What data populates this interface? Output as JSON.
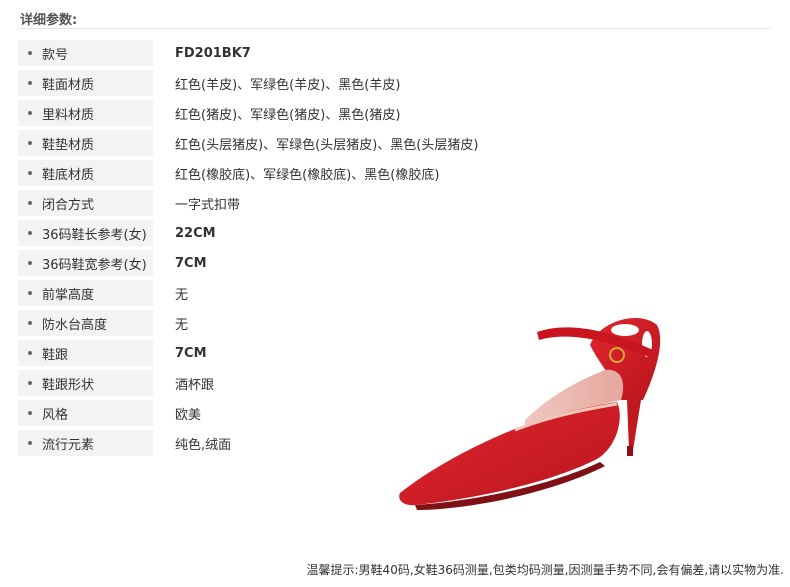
{
  "section_title": "详细参数:",
  "specs": [
    {
      "label": "款号",
      "value": "FD201BK7"
    },
    {
      "label": "鞋面材质",
      "value": "红色(羊皮)、军绿色(羊皮)、黑色(羊皮)"
    },
    {
      "label": "里料材质",
      "value": "红色(猪皮)、军绿色(猪皮)、黑色(猪皮)"
    },
    {
      "label": "鞋垫材质",
      "value": "红色(头层猪皮)、军绿色(头层猪皮)、黑色(头层猪皮)"
    },
    {
      "label": "鞋底材质",
      "value": "红色(橡胶底)、军绿色(橡胶底)、黑色(橡胶底)"
    },
    {
      "label": "闭合方式",
      "value": "一字式扣带"
    },
    {
      "label": "36码鞋长参考(女)",
      "value": "22CM"
    },
    {
      "label": "36码鞋宽参考(女)",
      "value": "7CM"
    },
    {
      "label": "前掌高度",
      "value": "无"
    },
    {
      "label": "防水台高度",
      "value": "无"
    },
    {
      "label": "鞋跟",
      "value": "7CM"
    },
    {
      "label": "鞋跟形状",
      "value": "酒杯跟"
    },
    {
      "label": "风格",
      "value": "欧美"
    },
    {
      "label": "流行元素",
      "value": "纯色,绒面"
    }
  ],
  "product_image": {
    "icon": "red-pointed-toe-ankle-strap-heel",
    "color": "#d8202a"
  },
  "footer_note": "温馨提示:男鞋40码,女鞋36码测量,包类均码测量,因测量手势不同,会有偏差,请以实物为准."
}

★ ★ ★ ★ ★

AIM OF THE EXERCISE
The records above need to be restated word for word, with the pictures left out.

WRITTEN ANSWER
What data populates this interface? Output as JSON.
{
  "section_title": "详细参数:",
  "specs": [
    {
      "label": "款号",
      "value": "FD201BK7"
    },
    {
      "label": "鞋面材质",
      "value": "红色(羊皮)、军绿色(羊皮)、黑色(羊皮)"
    },
    {
      "label": "里料材质",
      "value": "红色(猪皮)、军绿色(猪皮)、黑色(猪皮)"
    },
    {
      "label": "鞋垫材质",
      "value": "红色(头层猪皮)、军绿色(头层猪皮)、黑色(头层猪皮)"
    },
    {
      "label": "鞋底材质",
      "value": "红色(橡胶底)、军绿色(橡胶底)、黑色(橡胶底)"
    },
    {
      "label": "闭合方式",
      "value": "一字式扣带"
    },
    {
      "label": "36码鞋长参考(女)",
      "value": "22CM"
    },
    {
      "label": "36码鞋宽参考(女)",
      "value": "7CM"
    },
    {
      "label": "前掌高度",
      "value": "无"
    },
    {
      "label": "防水台高度",
      "value": "无"
    },
    {
      "label": "鞋跟",
      "value": "7CM"
    },
    {
      "label": "鞋跟形状",
      "value": "酒杯跟"
    },
    {
      "label": "风格",
      "value": "欧美"
    },
    {
      "label": "流行元素",
      "value": "纯色,绒面"
    }
  ],
  "product_image": {
    "icon": "red-pointed-toe-ankle-strap-heel",
    "color": "#d8202a"
  },
  "footer_note": "温馨提示:男鞋40码,女鞋36码测量,包类均码测量,因测量手势不同,会有偏差,请以实物为准."
}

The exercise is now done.